Phantom of the Universe

Planetarium Show (WORK IN PROGRESS)

The show creator is Executive Producer Michael Barnett of Lawrence Berkeley National Laboratory, Head of the Particle Data Group and former Education Coordinator for the ATLAS experiment at the Large Hadron Collider. He was an advisor to PBS’s NOVA series Elegant Universe and the feature film Angels & Demons. His educational materials have appeared on the television show The Big Bang Theory.

He is joined by fellow Executive Producers, Kaushik De of the University of Texas, Arlington and UT Planetarium, Reinhard Schwienhorst of Michigan State University and Abrams Planetarium, Carmen Garcia of the University of Valencia, Markus Nordberg of CERN and George Smoot of the University of California, Berkeley.

With music composed by Mickey Hart (Apocalypse Now, The Twilight Zone, The Grateful Dead) and narration by an acclaimed Academy-Award winning actress, Phantom of the Universe will showcase the creativity and directing prowess of Joao Pequenao of CERN’s Media Lab and the writing and producing talents of award-winning filmmaker, Carey Ann Strelecki, PGA, WGA.

A talented team based at the Instituto de Física Corpuscular (IFIC) de la Universitat de València produced the animated sequences of the show:
Jesus Nuevo, Raúl Colomer, Jose Sanz, Iván Pulido and Jose Manuel Vega gave life to the pixels on the dome.

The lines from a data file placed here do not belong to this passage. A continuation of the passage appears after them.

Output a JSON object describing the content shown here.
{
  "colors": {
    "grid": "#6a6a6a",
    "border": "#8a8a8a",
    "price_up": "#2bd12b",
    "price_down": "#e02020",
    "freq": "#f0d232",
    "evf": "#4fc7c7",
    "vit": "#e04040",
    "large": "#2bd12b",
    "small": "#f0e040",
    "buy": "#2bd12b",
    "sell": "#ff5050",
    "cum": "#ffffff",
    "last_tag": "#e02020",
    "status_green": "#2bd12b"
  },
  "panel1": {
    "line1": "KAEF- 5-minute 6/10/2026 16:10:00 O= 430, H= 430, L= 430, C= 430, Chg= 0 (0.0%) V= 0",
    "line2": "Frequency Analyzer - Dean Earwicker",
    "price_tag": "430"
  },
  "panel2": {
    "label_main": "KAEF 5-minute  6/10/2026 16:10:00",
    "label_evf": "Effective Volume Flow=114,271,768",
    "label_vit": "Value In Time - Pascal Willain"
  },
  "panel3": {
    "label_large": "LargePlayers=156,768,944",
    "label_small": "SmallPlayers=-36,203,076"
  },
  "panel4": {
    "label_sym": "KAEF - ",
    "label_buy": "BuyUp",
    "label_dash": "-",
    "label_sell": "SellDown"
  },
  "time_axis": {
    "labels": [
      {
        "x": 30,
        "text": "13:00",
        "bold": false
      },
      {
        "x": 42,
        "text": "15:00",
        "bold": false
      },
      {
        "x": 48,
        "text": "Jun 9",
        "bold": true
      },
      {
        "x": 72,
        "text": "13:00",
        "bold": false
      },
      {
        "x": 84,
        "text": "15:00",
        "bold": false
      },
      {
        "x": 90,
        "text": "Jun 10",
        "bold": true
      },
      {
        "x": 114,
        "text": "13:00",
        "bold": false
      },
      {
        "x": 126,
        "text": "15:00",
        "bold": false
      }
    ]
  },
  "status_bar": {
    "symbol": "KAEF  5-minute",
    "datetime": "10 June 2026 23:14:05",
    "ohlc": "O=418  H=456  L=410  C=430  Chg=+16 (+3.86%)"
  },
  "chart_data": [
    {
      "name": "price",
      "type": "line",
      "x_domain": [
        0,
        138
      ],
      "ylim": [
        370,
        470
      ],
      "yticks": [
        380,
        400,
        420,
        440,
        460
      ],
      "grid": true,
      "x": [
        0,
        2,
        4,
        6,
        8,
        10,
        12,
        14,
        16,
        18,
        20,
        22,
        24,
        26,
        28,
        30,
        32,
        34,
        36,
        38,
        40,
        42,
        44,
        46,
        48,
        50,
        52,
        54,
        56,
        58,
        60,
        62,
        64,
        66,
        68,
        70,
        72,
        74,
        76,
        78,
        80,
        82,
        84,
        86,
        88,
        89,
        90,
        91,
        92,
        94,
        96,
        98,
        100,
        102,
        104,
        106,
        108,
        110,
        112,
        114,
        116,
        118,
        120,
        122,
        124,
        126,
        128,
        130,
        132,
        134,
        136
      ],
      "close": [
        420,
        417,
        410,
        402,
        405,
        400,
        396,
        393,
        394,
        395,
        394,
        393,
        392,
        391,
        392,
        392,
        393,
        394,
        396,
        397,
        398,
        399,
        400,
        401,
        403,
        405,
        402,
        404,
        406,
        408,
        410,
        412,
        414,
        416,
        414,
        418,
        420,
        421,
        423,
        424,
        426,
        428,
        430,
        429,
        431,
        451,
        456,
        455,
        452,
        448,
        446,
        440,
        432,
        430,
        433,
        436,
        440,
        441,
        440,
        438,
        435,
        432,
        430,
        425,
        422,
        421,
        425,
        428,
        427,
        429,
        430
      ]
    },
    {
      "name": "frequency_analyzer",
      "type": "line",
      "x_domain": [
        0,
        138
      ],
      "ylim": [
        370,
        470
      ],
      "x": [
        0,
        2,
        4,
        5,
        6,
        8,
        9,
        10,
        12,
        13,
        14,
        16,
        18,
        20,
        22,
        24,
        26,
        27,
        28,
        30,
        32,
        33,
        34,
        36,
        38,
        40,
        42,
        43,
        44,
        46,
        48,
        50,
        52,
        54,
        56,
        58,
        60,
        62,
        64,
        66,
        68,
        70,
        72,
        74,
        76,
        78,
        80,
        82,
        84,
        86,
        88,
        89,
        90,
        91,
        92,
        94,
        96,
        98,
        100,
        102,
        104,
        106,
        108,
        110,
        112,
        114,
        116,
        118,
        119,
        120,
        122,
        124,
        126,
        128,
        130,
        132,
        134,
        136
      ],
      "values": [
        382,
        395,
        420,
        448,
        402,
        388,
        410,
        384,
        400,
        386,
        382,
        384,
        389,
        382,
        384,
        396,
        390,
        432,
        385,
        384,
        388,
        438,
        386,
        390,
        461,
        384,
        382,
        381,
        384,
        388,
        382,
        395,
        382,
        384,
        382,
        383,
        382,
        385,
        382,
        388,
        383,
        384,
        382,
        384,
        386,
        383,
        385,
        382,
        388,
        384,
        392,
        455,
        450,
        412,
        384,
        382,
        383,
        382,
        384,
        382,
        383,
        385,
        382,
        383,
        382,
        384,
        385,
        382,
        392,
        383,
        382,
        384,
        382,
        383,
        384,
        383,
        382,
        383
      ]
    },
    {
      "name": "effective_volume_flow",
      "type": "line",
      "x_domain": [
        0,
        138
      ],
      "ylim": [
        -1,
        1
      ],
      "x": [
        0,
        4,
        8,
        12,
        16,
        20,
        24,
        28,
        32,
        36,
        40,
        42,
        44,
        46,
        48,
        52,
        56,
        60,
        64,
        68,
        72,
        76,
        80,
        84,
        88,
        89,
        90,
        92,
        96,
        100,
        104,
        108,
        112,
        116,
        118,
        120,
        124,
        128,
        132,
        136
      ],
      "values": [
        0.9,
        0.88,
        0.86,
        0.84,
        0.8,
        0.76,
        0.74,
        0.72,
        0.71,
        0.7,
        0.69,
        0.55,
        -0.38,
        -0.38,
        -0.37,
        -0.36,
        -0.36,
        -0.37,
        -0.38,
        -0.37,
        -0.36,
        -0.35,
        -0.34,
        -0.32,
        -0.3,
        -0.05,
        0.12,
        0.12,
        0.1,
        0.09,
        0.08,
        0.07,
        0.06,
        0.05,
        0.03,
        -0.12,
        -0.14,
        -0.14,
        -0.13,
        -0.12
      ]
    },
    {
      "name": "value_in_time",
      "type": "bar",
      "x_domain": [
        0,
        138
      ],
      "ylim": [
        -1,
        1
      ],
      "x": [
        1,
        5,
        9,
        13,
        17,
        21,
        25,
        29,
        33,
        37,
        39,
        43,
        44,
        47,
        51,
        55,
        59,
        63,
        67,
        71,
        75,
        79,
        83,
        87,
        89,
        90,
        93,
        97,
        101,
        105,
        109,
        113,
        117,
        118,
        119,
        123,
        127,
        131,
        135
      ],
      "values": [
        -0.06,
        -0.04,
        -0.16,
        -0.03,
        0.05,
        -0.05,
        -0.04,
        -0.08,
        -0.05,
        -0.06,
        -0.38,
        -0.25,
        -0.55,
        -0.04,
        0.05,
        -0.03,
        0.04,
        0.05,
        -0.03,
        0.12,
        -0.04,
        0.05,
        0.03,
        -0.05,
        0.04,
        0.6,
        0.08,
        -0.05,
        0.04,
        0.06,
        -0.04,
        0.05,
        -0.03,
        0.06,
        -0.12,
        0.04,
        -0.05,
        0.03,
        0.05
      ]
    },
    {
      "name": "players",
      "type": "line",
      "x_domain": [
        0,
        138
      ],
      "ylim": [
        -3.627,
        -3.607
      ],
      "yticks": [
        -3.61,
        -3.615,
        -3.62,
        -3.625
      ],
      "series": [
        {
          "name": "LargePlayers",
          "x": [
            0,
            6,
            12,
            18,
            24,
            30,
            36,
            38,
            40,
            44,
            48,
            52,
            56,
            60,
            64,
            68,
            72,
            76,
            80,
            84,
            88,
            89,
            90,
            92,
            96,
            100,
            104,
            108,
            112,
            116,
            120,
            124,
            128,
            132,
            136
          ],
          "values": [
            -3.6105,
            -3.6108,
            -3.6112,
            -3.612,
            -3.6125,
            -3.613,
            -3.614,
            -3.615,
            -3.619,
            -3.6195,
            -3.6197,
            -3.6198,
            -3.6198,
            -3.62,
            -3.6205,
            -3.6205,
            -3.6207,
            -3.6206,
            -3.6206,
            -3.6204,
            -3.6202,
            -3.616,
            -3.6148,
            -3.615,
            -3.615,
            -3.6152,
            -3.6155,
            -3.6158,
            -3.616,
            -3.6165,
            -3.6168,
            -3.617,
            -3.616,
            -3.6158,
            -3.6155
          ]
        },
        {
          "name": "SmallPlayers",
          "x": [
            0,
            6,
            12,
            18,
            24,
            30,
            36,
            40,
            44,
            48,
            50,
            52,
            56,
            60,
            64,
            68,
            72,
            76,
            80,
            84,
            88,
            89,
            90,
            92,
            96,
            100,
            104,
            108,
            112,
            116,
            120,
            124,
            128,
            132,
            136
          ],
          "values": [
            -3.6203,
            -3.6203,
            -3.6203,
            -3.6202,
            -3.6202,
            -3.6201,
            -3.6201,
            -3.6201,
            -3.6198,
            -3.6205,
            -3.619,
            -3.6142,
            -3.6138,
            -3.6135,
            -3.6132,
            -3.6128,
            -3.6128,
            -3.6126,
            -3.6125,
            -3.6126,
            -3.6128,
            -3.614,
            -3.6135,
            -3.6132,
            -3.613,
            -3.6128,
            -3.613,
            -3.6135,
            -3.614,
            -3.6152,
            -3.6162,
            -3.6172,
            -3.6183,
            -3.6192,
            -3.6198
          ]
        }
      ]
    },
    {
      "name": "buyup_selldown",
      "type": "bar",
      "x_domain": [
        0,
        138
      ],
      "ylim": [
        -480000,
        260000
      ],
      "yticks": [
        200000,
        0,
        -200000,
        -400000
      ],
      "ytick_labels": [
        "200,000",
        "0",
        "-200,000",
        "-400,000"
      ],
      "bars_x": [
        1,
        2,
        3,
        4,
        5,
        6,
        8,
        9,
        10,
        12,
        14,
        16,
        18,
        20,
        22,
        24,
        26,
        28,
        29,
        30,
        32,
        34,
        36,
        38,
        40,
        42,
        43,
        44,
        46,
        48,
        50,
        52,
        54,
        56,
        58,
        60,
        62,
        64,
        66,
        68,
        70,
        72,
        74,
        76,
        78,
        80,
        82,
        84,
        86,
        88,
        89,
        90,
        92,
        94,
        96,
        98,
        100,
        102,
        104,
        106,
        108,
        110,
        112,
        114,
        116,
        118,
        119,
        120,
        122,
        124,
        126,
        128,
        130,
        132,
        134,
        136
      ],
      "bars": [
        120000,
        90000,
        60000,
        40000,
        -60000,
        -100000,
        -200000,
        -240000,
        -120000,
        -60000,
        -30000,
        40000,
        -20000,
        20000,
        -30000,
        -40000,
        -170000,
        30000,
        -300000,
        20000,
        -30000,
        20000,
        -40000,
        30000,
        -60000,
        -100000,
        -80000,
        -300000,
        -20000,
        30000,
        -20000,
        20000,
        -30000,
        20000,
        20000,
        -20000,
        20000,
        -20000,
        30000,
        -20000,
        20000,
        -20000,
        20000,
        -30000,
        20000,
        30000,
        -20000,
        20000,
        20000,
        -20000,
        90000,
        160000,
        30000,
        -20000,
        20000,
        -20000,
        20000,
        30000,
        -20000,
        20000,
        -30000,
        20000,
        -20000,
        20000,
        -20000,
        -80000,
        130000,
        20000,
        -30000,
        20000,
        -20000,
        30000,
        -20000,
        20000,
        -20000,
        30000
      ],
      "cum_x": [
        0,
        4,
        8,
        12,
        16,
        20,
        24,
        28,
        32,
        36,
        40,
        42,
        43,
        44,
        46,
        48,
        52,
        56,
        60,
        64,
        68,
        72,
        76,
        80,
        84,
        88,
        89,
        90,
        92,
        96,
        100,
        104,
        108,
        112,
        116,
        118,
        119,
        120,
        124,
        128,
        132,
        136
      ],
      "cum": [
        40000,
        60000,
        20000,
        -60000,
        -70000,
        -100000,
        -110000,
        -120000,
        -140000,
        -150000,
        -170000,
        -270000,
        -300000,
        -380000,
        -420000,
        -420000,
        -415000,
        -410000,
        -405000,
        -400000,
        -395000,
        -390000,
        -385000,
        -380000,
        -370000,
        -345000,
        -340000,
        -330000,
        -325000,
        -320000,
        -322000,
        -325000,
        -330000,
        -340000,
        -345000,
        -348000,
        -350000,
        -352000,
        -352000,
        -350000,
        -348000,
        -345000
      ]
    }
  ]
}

The dynamic live-action scenes were filmed by Jose Francisco Salgado of the Adler Planetarium. Some of the cosmology simulations were produced by Ralf Kaehler and Tom Abel of KIPAC at the SLAC lab.



Phantom is a new planetarium show that will showcase an exciting exploration of dark matter, from the Big Bang to its anticipated discovery at the Large Hadron Collider. The show will reveal the first hints of its existence through the eyes of Fritz Zwicky, the scientist who coined the term “dark matter.” We’ll marvel at the astral choreography witnessed by Vera Rubin in the Andromeda galaxy and plummet deep underground to see the most sensitive dark matter detector on Earth, housed in a former gold mine.

From there, we’ll end our journey across space and time at the Large Hadron Collider at CERN, speeding alongside particles before they collide in visually stunning explosions of light and sound, while learning how scientists around the world are collaborating to track down the constituent of dark matter. The show will be offered to planetariums worldwide free of charge in 2014.